Next, we’ll smooth bind the skin to the rig. Lets start with the skinning options first.
So since we have each joint selected we’re going to set to Bind to Selected Joints. We’re going to skin the geometry to the Closest Point in Hierarchy. 4 joints max will have influence over any vert. And the automatic fall off rate it will assign is 2.5 for now. Drop off rate in this case isn’t all that important. It tends to help out more on high poly models. Low poly models are so manageable though that we’ll most likely repaint everything by hand.
So next we’ll edit these skin weights by painting them on. Select just the skin and let’s open up the Paint Skin Weights Tool.
Text and pictures can only explain so much in this area. I’m going to use the tail and some of the head as a general example of what I’ll do for the whole thing. You can see the various joints are listed here. Again, this is another good example of why it’s important to name everything in a scene. You can see if I’m in wire frame I can see what joint I have selected in my paint menu if I’m unsure. To paint weights I’m going to use a solid brush with no feathering. My Paint Operation is set to Replace so I know for sure what I’ve added to each vert. Opacity will be all the way up to 1.
A little pointer on painting skin weights. Using your value and the replace option on you can either paint less weighting or more weighting to a vert. Each vert can only have a grand total of 100% weighting to any joints. So if jointB has 70% weighting, and jointB has the other 30% weight, if we decide to repaint jointB to 45%, it has to take that extra 15% from somewhere. So it would take that 15% from jointA, so we would have 55% weighting on jointA and 45% on jointB.
But what happens if we instead try to paint less weighting? Is we paint 25% less than what was there, how does it decide where to go? In all honesty it’s not very predictable. It could put it on any of the near by joints, it could evenly spread it across other joints weighted to that vert, or it could do nothing with it so that vert isn’t weighted at all 25% and sticks in space.
The same predictability becomes hard as well if say you have five joints weighted to a vert. Joint A B C and D. What if you want to take 10% off of joint D and add it onto joint A? You could try painting on the extra 10% to joint A, but how does it know which joint to take it from?
If you’re trying to be specific, you can see how things get tricky. The good news is you rarely have to be specific. It’s simply about painting what looks good. But having a little understanding of how the tool is working does help make things more predictable. The approach I tend to take towards it is much like painting. Block everything out fairly solid, and then smooth out the shading from there.
So what I’ll do is start off by painting areas with a value of 1. Sometimes a little bit farther even than I want. After that I’ll paint the verts in between the joints. Say I paint a middle edge with 50%. I know I’ve added 50% to one joint and took 50% from the other. From there I’ll keep working my way out lower and lower in value. The most predictable way I’ve found to paint weights is to only replace weights and to only replace with a value higher than what was there. If you mess up, try to use the undo command rather than fix things by hand and repaint them yourself.

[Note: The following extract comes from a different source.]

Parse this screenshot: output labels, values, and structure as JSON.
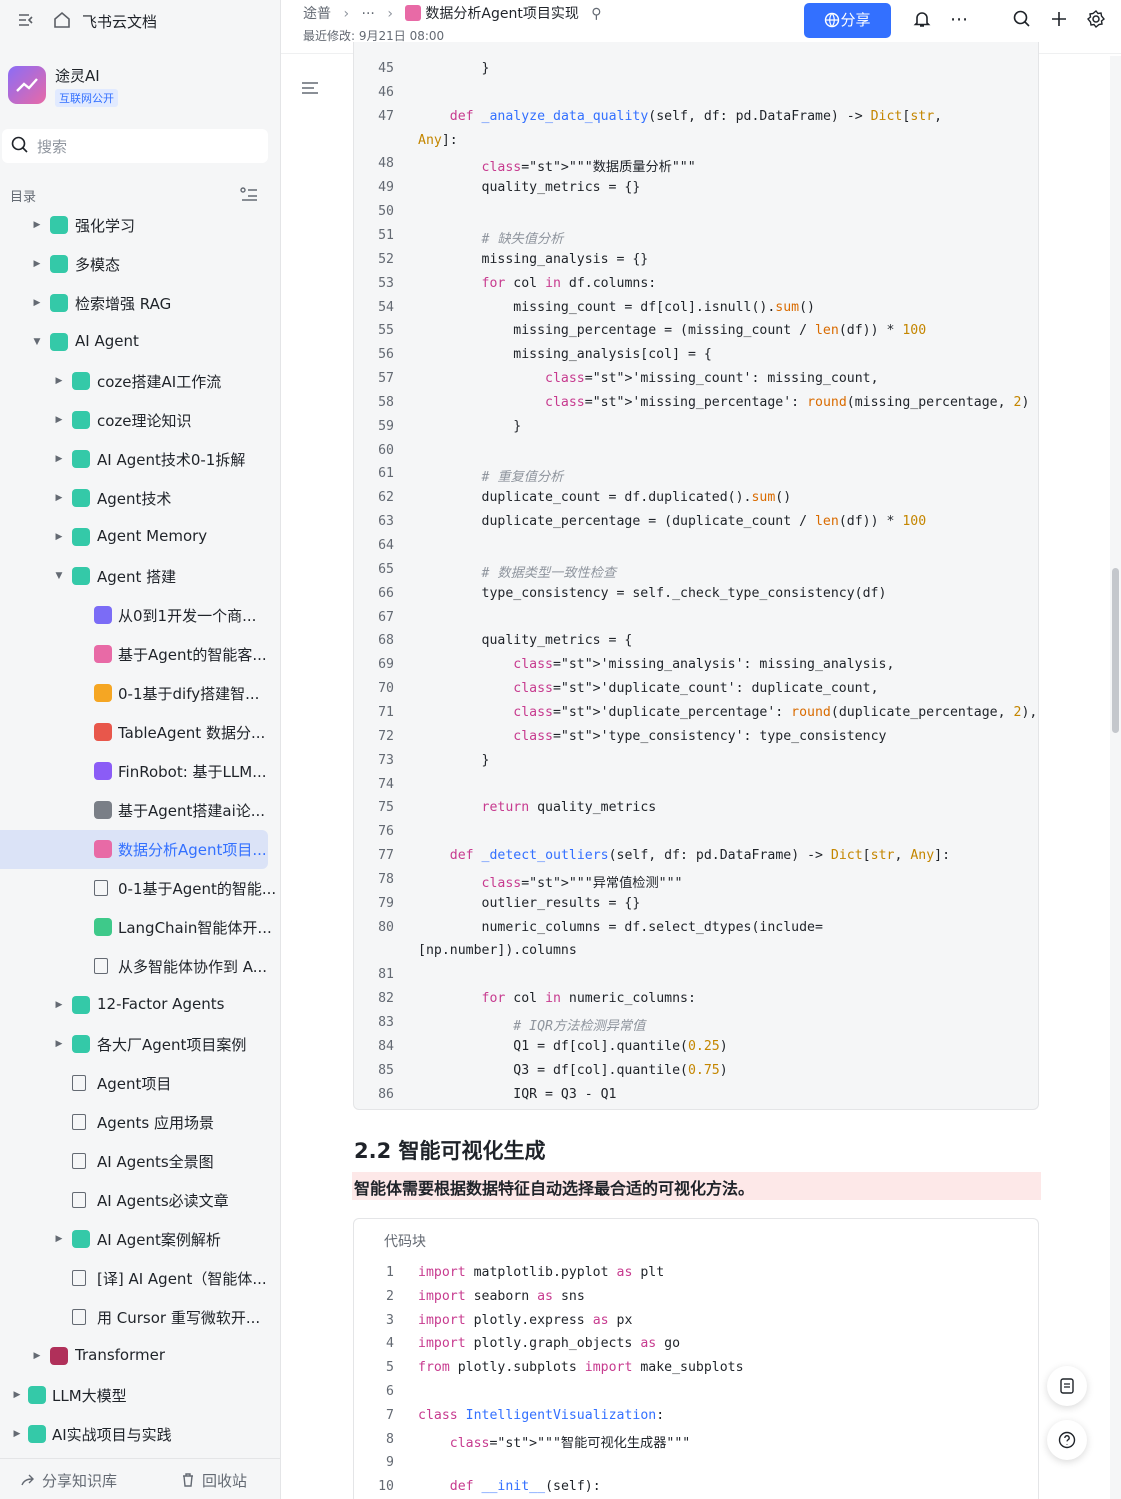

Make sure as your going to put your rig in the various posed it’ll need to achieve. You can paint and modify the weights in these poses. Just make sure to put the rig back in its default position as you go. Again another good reason to have zeroed out rotations before you skin.